═══ Records for processing ═══
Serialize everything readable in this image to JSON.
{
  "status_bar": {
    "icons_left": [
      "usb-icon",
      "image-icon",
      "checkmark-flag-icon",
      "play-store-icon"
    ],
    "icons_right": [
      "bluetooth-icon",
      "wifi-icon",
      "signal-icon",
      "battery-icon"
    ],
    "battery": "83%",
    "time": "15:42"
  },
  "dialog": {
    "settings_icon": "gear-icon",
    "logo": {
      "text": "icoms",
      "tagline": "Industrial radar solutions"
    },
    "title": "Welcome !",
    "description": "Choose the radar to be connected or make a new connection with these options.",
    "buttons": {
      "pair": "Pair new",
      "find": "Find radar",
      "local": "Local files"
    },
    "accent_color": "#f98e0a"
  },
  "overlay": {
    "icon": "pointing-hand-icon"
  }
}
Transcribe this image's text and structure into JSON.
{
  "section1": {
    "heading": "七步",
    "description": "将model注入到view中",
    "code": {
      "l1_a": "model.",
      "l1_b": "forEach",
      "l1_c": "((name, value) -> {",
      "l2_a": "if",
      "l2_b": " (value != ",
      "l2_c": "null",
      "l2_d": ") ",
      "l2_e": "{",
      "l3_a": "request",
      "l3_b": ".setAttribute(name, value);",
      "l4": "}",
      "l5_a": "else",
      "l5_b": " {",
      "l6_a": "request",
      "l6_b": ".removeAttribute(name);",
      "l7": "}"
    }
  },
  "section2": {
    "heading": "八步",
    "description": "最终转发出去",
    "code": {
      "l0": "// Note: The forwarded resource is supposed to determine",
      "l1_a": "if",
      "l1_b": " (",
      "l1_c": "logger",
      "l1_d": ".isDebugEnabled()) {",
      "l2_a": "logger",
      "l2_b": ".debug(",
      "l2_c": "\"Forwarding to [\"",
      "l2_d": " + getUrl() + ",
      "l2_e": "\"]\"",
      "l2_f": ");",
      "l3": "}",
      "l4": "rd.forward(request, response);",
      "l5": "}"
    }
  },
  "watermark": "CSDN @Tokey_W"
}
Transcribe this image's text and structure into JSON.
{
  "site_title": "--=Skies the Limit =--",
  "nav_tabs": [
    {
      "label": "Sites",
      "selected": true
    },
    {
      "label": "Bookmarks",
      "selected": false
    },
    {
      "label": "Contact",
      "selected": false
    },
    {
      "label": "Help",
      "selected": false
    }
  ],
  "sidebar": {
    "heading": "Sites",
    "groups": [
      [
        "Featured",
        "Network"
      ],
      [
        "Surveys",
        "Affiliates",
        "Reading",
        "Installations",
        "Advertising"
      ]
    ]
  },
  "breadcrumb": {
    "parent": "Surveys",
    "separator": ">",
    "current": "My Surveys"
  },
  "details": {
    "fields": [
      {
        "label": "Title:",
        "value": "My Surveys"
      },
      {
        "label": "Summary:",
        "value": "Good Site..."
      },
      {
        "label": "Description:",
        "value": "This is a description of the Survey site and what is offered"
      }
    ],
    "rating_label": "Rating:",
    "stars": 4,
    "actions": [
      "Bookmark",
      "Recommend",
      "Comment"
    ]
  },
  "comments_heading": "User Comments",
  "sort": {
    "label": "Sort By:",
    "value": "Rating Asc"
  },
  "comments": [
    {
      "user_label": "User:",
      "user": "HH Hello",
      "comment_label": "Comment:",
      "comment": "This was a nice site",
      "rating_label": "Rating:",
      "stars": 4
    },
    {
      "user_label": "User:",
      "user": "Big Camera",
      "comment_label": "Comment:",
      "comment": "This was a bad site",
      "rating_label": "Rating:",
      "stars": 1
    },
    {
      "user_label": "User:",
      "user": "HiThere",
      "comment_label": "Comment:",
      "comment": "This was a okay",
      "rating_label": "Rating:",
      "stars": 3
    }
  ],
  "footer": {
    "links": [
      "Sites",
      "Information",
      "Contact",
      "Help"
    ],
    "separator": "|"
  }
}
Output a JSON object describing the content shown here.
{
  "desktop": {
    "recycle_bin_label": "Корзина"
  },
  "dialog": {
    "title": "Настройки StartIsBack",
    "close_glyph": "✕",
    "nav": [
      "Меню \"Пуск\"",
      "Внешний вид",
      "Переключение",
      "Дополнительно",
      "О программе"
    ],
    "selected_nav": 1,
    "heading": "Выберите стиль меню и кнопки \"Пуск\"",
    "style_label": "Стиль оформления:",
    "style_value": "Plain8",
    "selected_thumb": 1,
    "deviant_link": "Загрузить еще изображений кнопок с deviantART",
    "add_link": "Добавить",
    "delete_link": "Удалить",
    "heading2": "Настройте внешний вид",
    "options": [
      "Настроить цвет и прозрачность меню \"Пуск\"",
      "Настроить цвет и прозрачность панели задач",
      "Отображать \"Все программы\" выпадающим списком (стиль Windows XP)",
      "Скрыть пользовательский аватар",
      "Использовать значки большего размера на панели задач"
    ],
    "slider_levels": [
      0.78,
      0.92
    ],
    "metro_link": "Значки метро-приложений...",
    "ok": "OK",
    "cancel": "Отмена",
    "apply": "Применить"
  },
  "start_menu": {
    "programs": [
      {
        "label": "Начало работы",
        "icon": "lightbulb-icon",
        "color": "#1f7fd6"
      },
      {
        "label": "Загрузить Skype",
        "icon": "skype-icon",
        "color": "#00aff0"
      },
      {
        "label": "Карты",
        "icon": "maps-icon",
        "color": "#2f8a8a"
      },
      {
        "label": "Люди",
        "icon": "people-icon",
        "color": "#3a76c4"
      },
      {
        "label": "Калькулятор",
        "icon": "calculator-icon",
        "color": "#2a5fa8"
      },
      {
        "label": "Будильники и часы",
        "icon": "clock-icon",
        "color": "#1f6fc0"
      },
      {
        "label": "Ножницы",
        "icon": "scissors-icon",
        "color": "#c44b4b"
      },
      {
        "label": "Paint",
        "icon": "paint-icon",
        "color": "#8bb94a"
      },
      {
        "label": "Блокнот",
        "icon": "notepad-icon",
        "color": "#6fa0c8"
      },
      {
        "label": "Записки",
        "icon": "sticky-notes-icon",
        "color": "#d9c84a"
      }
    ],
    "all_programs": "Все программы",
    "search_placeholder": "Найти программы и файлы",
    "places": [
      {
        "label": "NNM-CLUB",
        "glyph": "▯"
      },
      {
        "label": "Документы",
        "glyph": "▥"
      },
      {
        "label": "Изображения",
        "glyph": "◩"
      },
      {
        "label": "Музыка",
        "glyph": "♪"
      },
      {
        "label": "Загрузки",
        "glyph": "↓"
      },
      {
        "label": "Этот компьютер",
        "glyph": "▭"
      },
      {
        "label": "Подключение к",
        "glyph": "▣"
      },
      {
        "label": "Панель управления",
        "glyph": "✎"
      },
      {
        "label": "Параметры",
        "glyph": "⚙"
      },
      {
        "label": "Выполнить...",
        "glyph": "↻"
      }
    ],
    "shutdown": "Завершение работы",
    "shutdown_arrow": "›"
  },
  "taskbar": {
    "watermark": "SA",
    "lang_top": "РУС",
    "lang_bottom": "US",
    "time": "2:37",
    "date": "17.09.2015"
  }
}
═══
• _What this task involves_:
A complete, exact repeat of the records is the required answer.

• _Expected answer_:
Serialize everything readable in this image to JSON.
{
  "status_bar": {
    "icons_left": [
      "usb-icon",
      "image-icon",
      "checkmark-flag-icon",
      "play-store-icon"
    ],
    "icons_right": [
      "bluetooth-icon",
      "wifi-icon",
      "signal-icon",
      "battery-icon"
    ],
    "battery": "83%",
    "time": "15:42"
  },
  "dialog": {
    "settings_icon": "gear-icon",
    "logo": {
      "text": "icoms",
      "tagline": "Industrial radar solutions"
    },
    "title": "Welcome !",
    "description": "Choose the radar to be connected or make a new connection with these options.",
    "buttons": {
      "pair": "Pair new",
      "find": "Find radar",
      "local": "Local files"
    },
    "accent_color": "#f98e0a"
  },
  "overlay": {
    "icon": "pointing-hand-icon"
  }
}
Transcribe this image's text and structure into JSON.
{
  "section1": {
    "heading": "七步",
    "description": "将model注入到view中",
    "code": {
      "l1_a": "model.",
      "l1_b": "forEach",
      "l1_c": "((name, value) -> {",
      "l2_a": "if",
      "l2_b": " (value != ",
      "l2_c": "null",
      "l2_d": ") ",
      "l2_e": "{",
      "l3_a": "request",
      "l3_b": ".setAttribute(name, value);",
      "l4": "}",
      "l5_a": "else",
      "l5_b": " {",
      "l6_a": "request",
      "l6_b": ".removeAttribute(name);",
      "l7": "}"
    }
  },
  "section2": {
    "heading": "八步",
    "description": "最终转发出去",
    "code": {
      "l0": "// Note: The forwarded resource is supposed to determine",
      "l1_a": "if",
      "l1_b": " (",
      "l1_c": "logger",
      "l1_d": ".isDebugEnabled()) {",
      "l2_a": "logger",
      "l2_b": ".debug(",
      "l2_c": "\"Forwarding to [\"",
      "l2_d": " + getUrl() + ",
      "l2_e": "\"]\"",
      "l2_f": ");",
      "l3": "}",
      "l4": "rd.forward(request, response);",
      "l5": "}"
    }
  },
  "watermark": "CSDN @Tokey_W"
}
Transcribe this image's text and structure into JSON.
{
  "site_title": "--=Skies the Limit =--",
  "nav_tabs": [
    {
      "label": "Sites",
      "selected": true
    },
    {
      "label": "Bookmarks",
      "selected": false
    },
    {
      "label": "Contact",
      "selected": false
    },
    {
      "label": "Help",
      "selected": false
    }
  ],
  "sidebar": {
    "heading": "Sites",
    "groups": [
      [
        "Featured",
        "Network"
      ],
      [
        "Surveys",
        "Affiliates",
        "Reading",
        "Installations",
        "Advertising"
      ]
    ]
  },
  "breadcrumb": {
    "parent": "Surveys",
    "separator": ">",
    "current": "My Surveys"
  },
  "details": {
    "fields": [
      {
        "label": "Title:",
        "value": "My Surveys"
      },
      {
        "label": "Summary:",
        "value": "Good Site..."
      },
      {
        "label": "Description:",
        "value": "This is a description of the Survey site and what is offered"
      }
    ],
    "rating_label": "Rating:",
    "stars": 4,
    "actions": [
      "Bookmark",
      "Recommend",
      "Comment"
    ]
  },
  "comments_heading": "User Comments",
  "sort": {
    "label": "Sort By:",
    "value": "Rating Asc"
  },
  "comments": [
    {
      "user_label": "User:",
      "user": "HH Hello",
      "comment_label": "Comment:",
      "comment": "This was a nice site",
      "rating_label": "Rating:",
      "stars": 4
    },
    {
      "user_label": "User:",
      "user": "Big Camera",
      "comment_label": "Comment:",
      "comment": "This was a bad site",
      "rating_label": "Rating:",
      "stars": 1
    },
    {
      "user_label": "User:",
      "user": "HiThere",
      "comment_label": "Comment:",
      "comment": "This was a okay",
      "rating_label": "Rating:",
      "stars": 3
    }
  ],
  "footer": {
    "links": [
      "Sites",
      "Information",
      "Contact",
      "Help"
    ],
    "separator": "|"
  }
}
Output a JSON object describing the content shown here.
{
  "desktop": {
    "recycle_bin_label": "Корзина"
  },
  "dialog": {
    "title": "Настройки StartIsBack",
    "close_glyph": "✕",
    "nav": [
      "Меню \"Пуск\"",
      "Внешний вид",
      "Переключение",
      "Дополнительно",
      "О программе"
    ],
    "selected_nav": 1,
    "heading": "Выберите стиль меню и кнопки \"Пуск\"",
    "style_label": "Стиль оформления:",
    "style_value": "Plain8",
    "selected_thumb": 1,
    "deviant_link": "Загрузить еще изображений кнопок с deviantART",
    "add_link": "Добавить",
    "delete_link": "Удалить",
    "heading2": "Настройте внешний вид",
    "options": [
      "Настроить цвет и прозрачность меню \"Пуск\"",
      "Настроить цвет и прозрачность панели задач",
      "Отображать \"Все программы\" выпадающим списком (стиль Windows XP)",
      "Скрыть пользовательский аватар",
      "Использовать значки большего размера на панели задач"
    ],
    "slider_levels": [
      0.78,
      0.92
    ],
    "metro_link": "Значки метро-приложений...",
    "ok": "OK",
    "cancel": "Отмена",
    "apply": "Применить"
  },
  "start_menu": {
    "programs": [
      {
        "label": "Начало работы",
        "icon": "lightbulb-icon",
        "color": "#1f7fd6"
      },
      {
        "label": "Загрузить Skype",
        "icon": "skype-icon",
        "color": "#00aff0"
      },
      {
        "label": "Карты",
        "icon": "maps-icon",
        "color": "#2f8a8a"
      },
      {
        "label": "Люди",
        "icon": "people-icon",
        "color": "#3a76c4"
      },
      {
        "label": "Калькулятор",
        "icon": "calculator-icon",
        "color": "#2a5fa8"
      },
      {
        "label": "Будильники и часы",
        "icon": "clock-icon",
        "color": "#1f6fc0"
      },
      {
        "label": "Ножницы",
        "icon": "scissors-icon",
        "color": "#c44b4b"
      },
      {
        "label": "Paint",
        "icon": "paint-icon",
        "color": "#8bb94a"
      },
      {
        "label": "Блокнот",
        "icon": "notepad-icon",
        "color": "#6fa0c8"
      },
      {
        "label": "Записки",
        "icon": "sticky-notes-icon",
        "color": "#d9c84a"
      }
    ],
    "all_programs": "Все программы",
    "search_placeholder": "Найти программы и файлы",
    "places": [
      {
        "label": "NNM-CLUB",
        "glyph": "▯"
      },
      {
        "label": "Документы",
        "glyph": "▥"
      },
      {
        "label": "Изображения",
        "glyph": "◩"
      },
      {
        "label": "Музыка",
        "glyph": "♪"
      },
      {
        "label": "Загрузки",
        "glyph": "↓"
      },
      {
        "label": "Этот компьютер",
        "glyph": "▭"
      },
      {
        "label": "Подключение к",
        "glyph": "▣"
      },
      {
        "label": "Панель управления",
        "glyph": "✎"
      },
      {
        "label": "Параметры",
        "glyph": "⚙"
      },
      {
        "label": "Выполнить...",
        "glyph": "↻"
      }
    ],
    "shutdown": "Завершение работы",
    "shutdown_arrow": "›"
  },
  "taskbar": {
    "watermark": "SA",
    "lang_top": "РУС",
    "lang_bottom": "US",
    "time": "2:37",
    "date": "17.09.2015"
  }
}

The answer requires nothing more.